  • Cannot be used on small breed or brachycephalic breeds such as bulldogs

Shock Dog Collars

Shock collars are often used to curb a variety of stubborn and unwanted behaviours, from excessive barking to food aggression, as well as to train pups to stay safely within a property line or to stick close by while off leash.
The shock administered by an approved shock collar is safe, so while it is certainly enough to get your dog’s attention and deter certain behaviours, it won’t do any lasting physical harm.

With most shock collars, there are several levels of enforcement, so you can set the level to reprimand the unwanted behaviour accordingly. For example, many shock collars will administer a beep or vibration as a warning before an actual shock is delivered to your dog. The beep also allows you to give a verbal command (“Stop” or “Leave”) with the warning beep or vibration to further disrupt the unwanted behaviour.

Once set to “shock” mode, there are usually varying levels of intensity delivered by a two-pronged device attached to a dog collar. If you’re using a shock collar as a barking deterrent, the collar responds to the vibration of your dog’s vocal cords. If you’re using the collar to deter behavioural issues like food aggression, jumping or leash aggression, a remote control allows you to administer the shock in conjunction with the unwanted behaviour.

Click Here to read a more indepth article on Shock Collars


  • Can correct some behavioural issues
  • Frowned upon in most countries


  • Can create a negative association with your dog
  • Not a quick fix


As you can see, there’s a lot to choosing the right dog collar. To put it simply, there’s not a one size fits all solution. Each dog and owner have different requirements both in practicality and design.

When making a decision on a collar it’s very important to take your dogs breed and behaviour into consideration. A calmer dog is always easier to shop for as essentially the collar has a lot less work to do compared to a very powerful or energetic dog.

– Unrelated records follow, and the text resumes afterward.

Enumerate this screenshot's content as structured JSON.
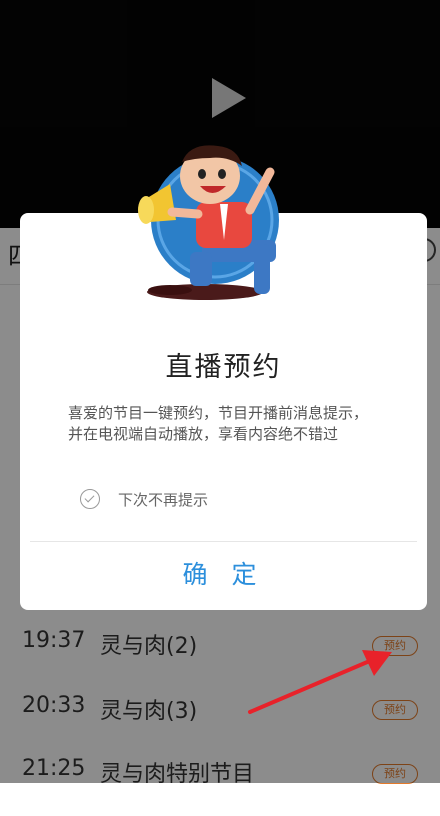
{
  "page_header": {
    "left_text": "四",
    "right_icon": "clock-icon"
  },
  "schedule": [
    {
      "time": "19:37",
      "title": "灵与肉(2)",
      "badge": "预约"
    },
    {
      "time": "20:33",
      "title": "灵与肉(3)",
      "badge": "预约"
    },
    {
      "time": "21:25",
      "title": "灵与肉特别节目",
      "badge": "预约"
    }
  ],
  "dialog": {
    "title": "直播预约",
    "description": "喜爱的节目一键预约，节目开播前消息提示，并在电视端自动播放，享看内容绝不错过",
    "checkbox_label": "下次不再提示",
    "confirm_label": "确 定"
  },
  "colors": {
    "accent": "#2c8fdc",
    "badge": "#e37a2b",
    "arrow": "#e8222a"
  }
}
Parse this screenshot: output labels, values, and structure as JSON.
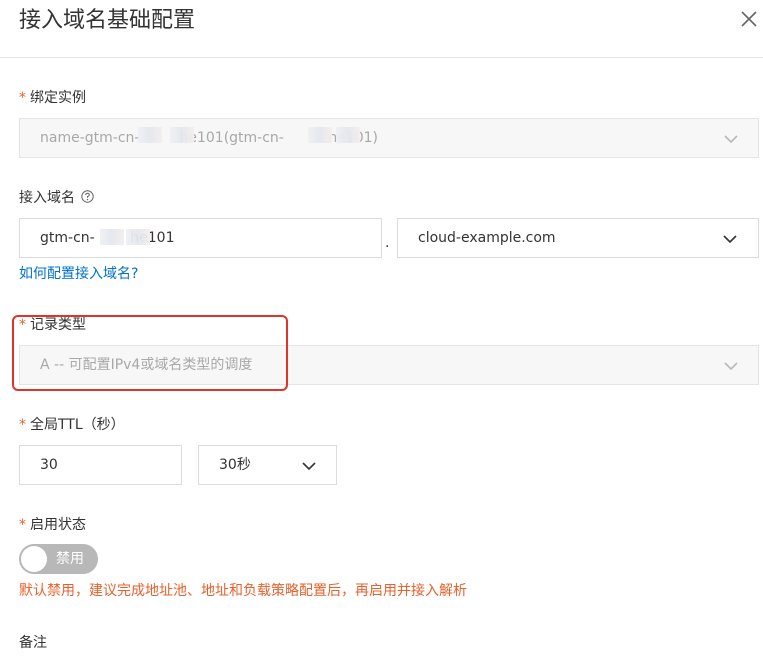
{
  "dialog": {
    "title": "接入域名基础配置"
  },
  "fields": {
    "instance": {
      "required": "*",
      "label": "绑定实例",
      "value": "name-gtm-cn-         he101(gtm-cn-          ne101)"
    },
    "domain": {
      "label": "接入域名",
      "prefix_value": "gtm-cn-        he101",
      "separator": ".",
      "suffix_value": "cloud-example.com",
      "help_link": "如何配置接入域名?"
    },
    "record_type": {
      "required": "*",
      "label": "记录类型",
      "value": "A -- 可配置IPv4或域名类型的调度"
    },
    "ttl": {
      "required": "*",
      "label": "全局TTL（秒）",
      "value": "30",
      "unit_select": "30秒"
    },
    "status": {
      "required": "*",
      "label": "启用状态",
      "toggle_text": "禁用",
      "enabled": false,
      "warning": "默认禁用，建议完成地址池、地址和负载策略配置后，再启用并接入解析"
    },
    "remark": {
      "label": "备注"
    }
  },
  "colors": {
    "required": "#e8612c",
    "link": "#0070cc",
    "highlight": "#e0342a",
    "toggle_off": "#b8b8b8"
  },
  "icons": [
    "close-icon",
    "chevron-down-icon",
    "help-circle-icon"
  ]
}
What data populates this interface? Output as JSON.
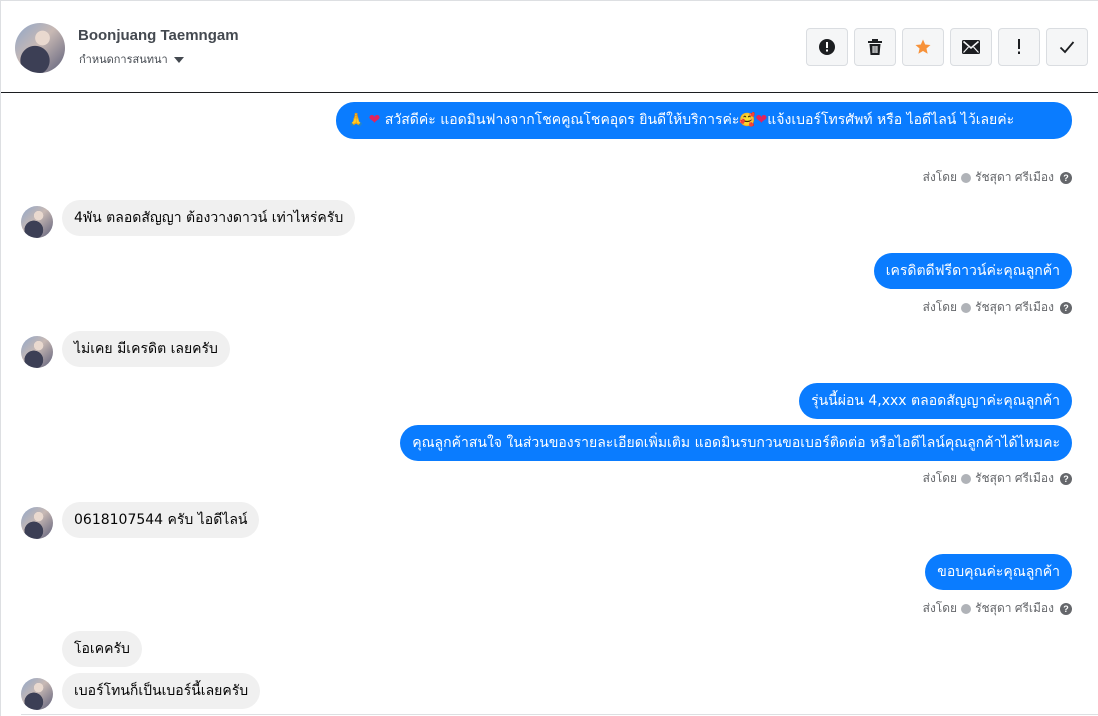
{
  "header": {
    "name": "Boonjuang Taemngam",
    "assign_label": "กำหนดการสนทนา",
    "toolbar": [
      {
        "name": "spam-button",
        "icon": "alert-circle-icon"
      },
      {
        "name": "delete-button",
        "icon": "trash-icon"
      },
      {
        "name": "star-button",
        "icon": "star-icon"
      },
      {
        "name": "mark-unread-button",
        "icon": "envelope-icon"
      },
      {
        "name": "follow-up-button",
        "icon": "exclamation-icon"
      },
      {
        "name": "mark-done-button",
        "icon": "check-icon"
      }
    ]
  },
  "sent_by": {
    "prefix": "ส่งโดย",
    "agent": "รัชสุดา ศรีเมือง"
  },
  "messages": {
    "m1": {
      "prefix_emoji": "🙏",
      "heart": "❤",
      "text1": " สวัสดีค่ะ แอดมินฟางจากโชคคูณโชคอุดร ยินดีให้บริการค่ะ",
      "face_emoji": "🥰",
      "text2": "แจ้งเบอร์โทรศัพท์ หรือ ไอดีไลน์  ไว้เลยค่ะ"
    },
    "m2": {
      "text": "4พัน ตลอดสัญญา ต้องวางดาวน์ เท่าไหร่ครับ"
    },
    "m3": {
      "text": "เครดิตดีฟรีดาวน์ค่ะคุณลูกค้า"
    },
    "m4": {
      "text": "ไม่เคย มีเครดิต เลยครับ"
    },
    "m5": {
      "text": "รุ่นนี้ผ่อน   4,xxx ตลอดสัญญาค่ะคุณลูกค้า"
    },
    "m6": {
      "text": "คุณลูกค้าสนใจ ในส่วนของรายละเอียดเพิ่มเติม แอดมินรบกวนขอเบอร์ติดต่อ หรือไอดีไลน์คุณลูกค้าได้ไหมคะ"
    },
    "m7": {
      "text": "0618107544 ครับ ไอดีไลน์"
    },
    "m8": {
      "text": "ขอบคุณค่ะคุณลูกค้า"
    },
    "m9": {
      "text": "โอเคครับ"
    },
    "m10": {
      "text": "เบอร์โทนก็เป็นเบอร์นี้เลยครับ"
    }
  },
  "colors": {
    "outgoing_bubble": "#0a7cff",
    "incoming_bubble": "#f0f0f0",
    "star_accent": "#f7923a"
  }
}
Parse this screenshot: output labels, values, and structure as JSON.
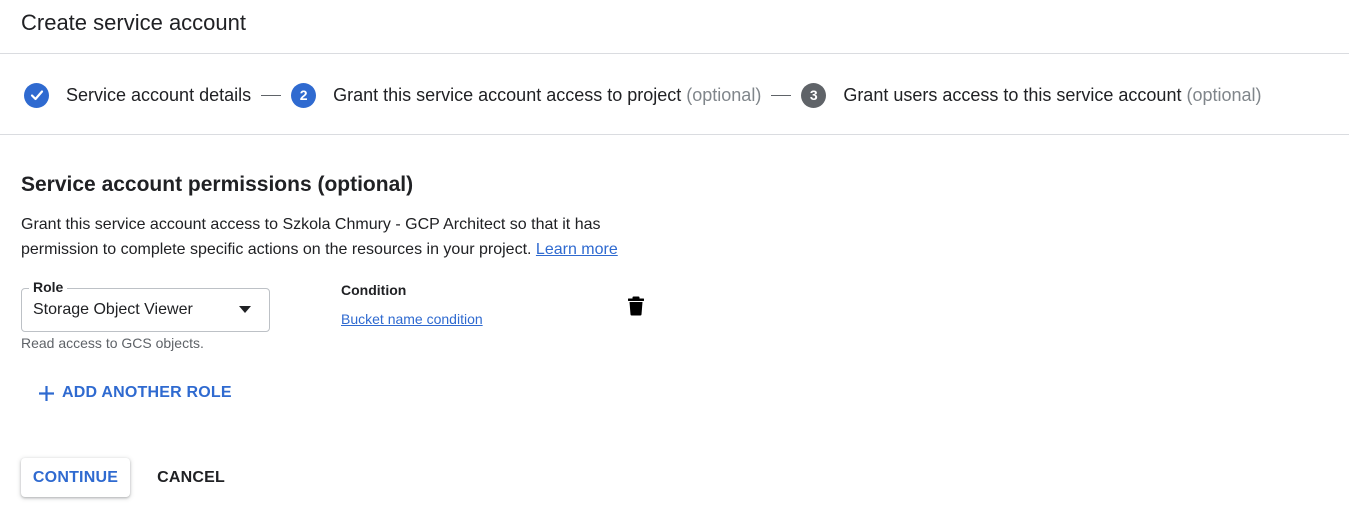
{
  "header": {
    "title": "Create service account"
  },
  "stepper": {
    "steps": [
      {
        "label": "Service account details",
        "optional": "",
        "state": "done"
      },
      {
        "number": "2",
        "label": "Grant this service account access to project",
        "optional": "(optional)",
        "state": "active"
      },
      {
        "number": "3",
        "label": "Grant users access to this service account",
        "optional": "(optional)",
        "state": "todo"
      }
    ]
  },
  "section": {
    "title": "Service account permissions (optional)",
    "description": "Grant this service account access to Szkola Chmury - GCP Architect so that it has permission to complete specific actions on the resources in your project.",
    "learn_more": "Learn more"
  },
  "role": {
    "label": "Role",
    "value": "Storage Object Viewer",
    "hint": "Read access to GCS objects."
  },
  "condition": {
    "heading": "Condition",
    "link": "Bucket name condition"
  },
  "add_role_label": "ADD ANOTHER ROLE",
  "buttons": {
    "continue": "CONTINUE",
    "cancel": "CANCEL"
  },
  "icons": {
    "check": "check-icon",
    "delete": "trash-icon",
    "dropdown": "caret-down-icon",
    "add": "plus-icon"
  },
  "colors": {
    "accent": "#2f6ad0",
    "step_inactive": "#5f6368",
    "divider": "#dadce0"
  }
}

If you still have some questions please feel free to contact us below: